HERPETOLOGY

ZOO4926 section 1E76 & 1F64

Instructor: Dr. David C. Blackburn and Dr. Harvey B. Lillywhite

Credits: 04
Class meetings: Tuesday and Thursday, period 6 (12:50-1:40 pm), Friday, 3-4 periods (9:30-11:30 am) & Friday, 6-7 periods (12:50-2:45  pm); MUS 0371
Text Recommended: Pough, F. H., R.M Andrew, M. L. Crump, A. H. Savitzky, K.D. Wells, and M.C. Brandley, 2015.  Herpetology. 4th Edition.
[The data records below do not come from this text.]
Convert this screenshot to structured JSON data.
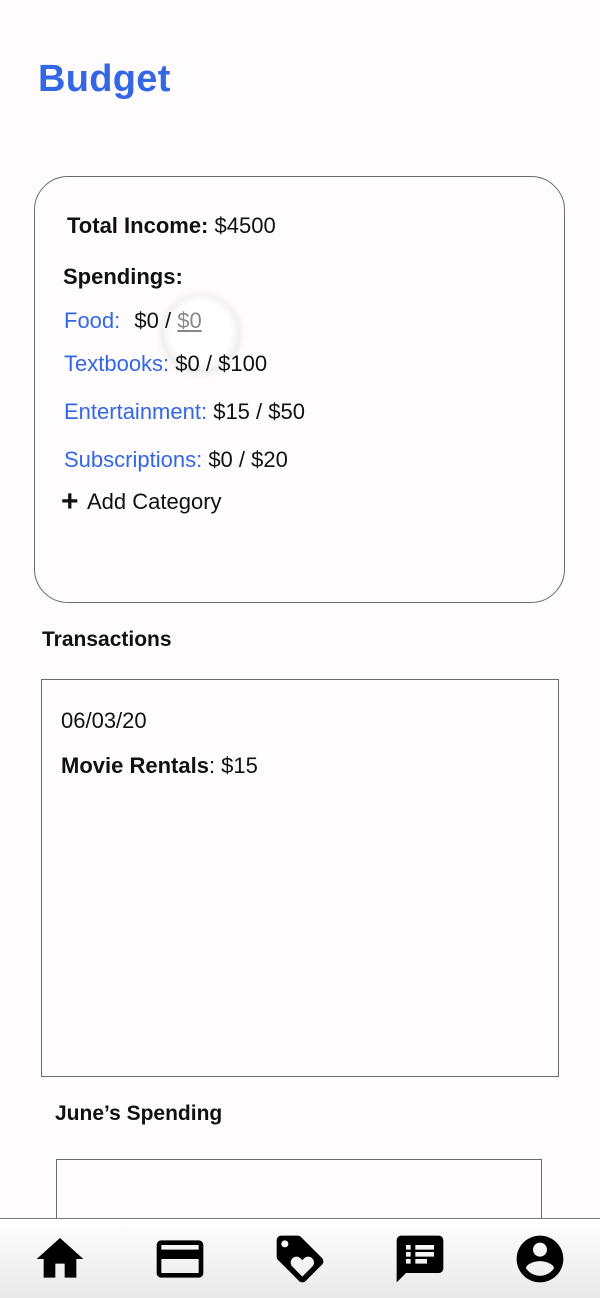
{
  "header": {
    "title": "Budget"
  },
  "budget": {
    "income_label": "Total Income:",
    "income_value": "$4500",
    "spendings_label": "Spendings:",
    "categories": [
      {
        "name": "Food:",
        "spent": "$0 /",
        "limit": "$0"
      },
      {
        "name": "Textbooks:",
        "spent": "$0 /",
        "limit": "$100"
      },
      {
        "name": "Entertainment:",
        "spent": "$15 /",
        "limit": "$50"
      },
      {
        "name": "Subscriptions:",
        "spent": "$0 /",
        "limit": "$20"
      }
    ],
    "add_category_label": "Add Category"
  },
  "transactions": {
    "title": "Transactions",
    "date": "06/03/20",
    "items": [
      {
        "name": "Movie Rentals",
        "amount": ": $15"
      }
    ]
  },
  "monthly": {
    "title": "June’s Spending"
  },
  "nav": {
    "items": [
      {
        "icon": "home-icon"
      },
      {
        "icon": "credit-card-icon"
      },
      {
        "icon": "tag-heart-icon"
      },
      {
        "icon": "chat-list-icon"
      },
      {
        "icon": "account-icon"
      }
    ]
  },
  "colors": {
    "accent": "#3467e6",
    "text": "#111111",
    "border": "#6a6a6a"
  }
}
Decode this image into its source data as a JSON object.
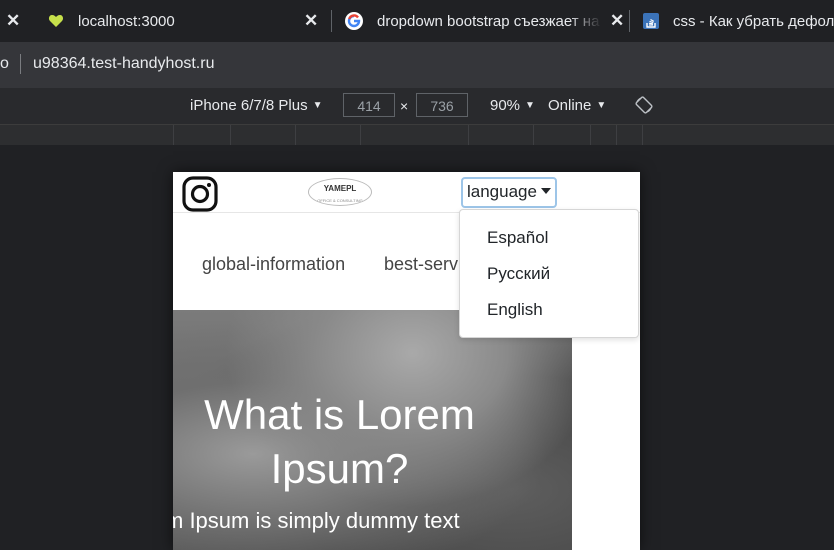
{
  "tabs": [
    {
      "label": "localhost:3000"
    },
    {
      "label": "dropdown bootstrap съезжает на"
    },
    {
      "label": "css - Как убрать дефолт"
    }
  ],
  "address": {
    "fragment": "o",
    "host": "u98364.test-handyhost.ru"
  },
  "device_toolbar": {
    "device": "iPhone 6/7/8 Plus",
    "width": "414",
    "times": "×",
    "height": "736",
    "zoom": "90%",
    "throttle": "Online"
  },
  "page": {
    "logo_text": "YAMEPL",
    "logo_subtext": "OFFICE & CONSULTING",
    "language_button": "language",
    "nav": [
      "global-information",
      "best-servi"
    ],
    "hero_title_line1": "What is Lorem",
    "hero_title_line2": "Ipsum?",
    "hero_text": "m Ipsum is simply dummy text"
  },
  "dropdown": {
    "options": [
      "Español",
      "Русский",
      "English"
    ]
  },
  "colors": {
    "focus_ring": "#9dc5e8",
    "tab_bg": "#202124",
    "address_bg": "#35363a"
  }
}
Sinauer Associates.

Brief Description:
This course will feature lectures and laboratory sections that provide a broad introduction to the diversity, evolution, and biology of amphibians and reptiles.  Topics will include evolutionary history, systematics, diversity, ecology, behavior, physiology, anatomy, and natural history. Laboratory sections will provide hands-on experience with amphibians and reptiles and make use of the scientific collections of the Florida Museum of Natural History. In addition to the lectures and laboratory activities, the course will involve several local field trips to see
living species. See attached syllabus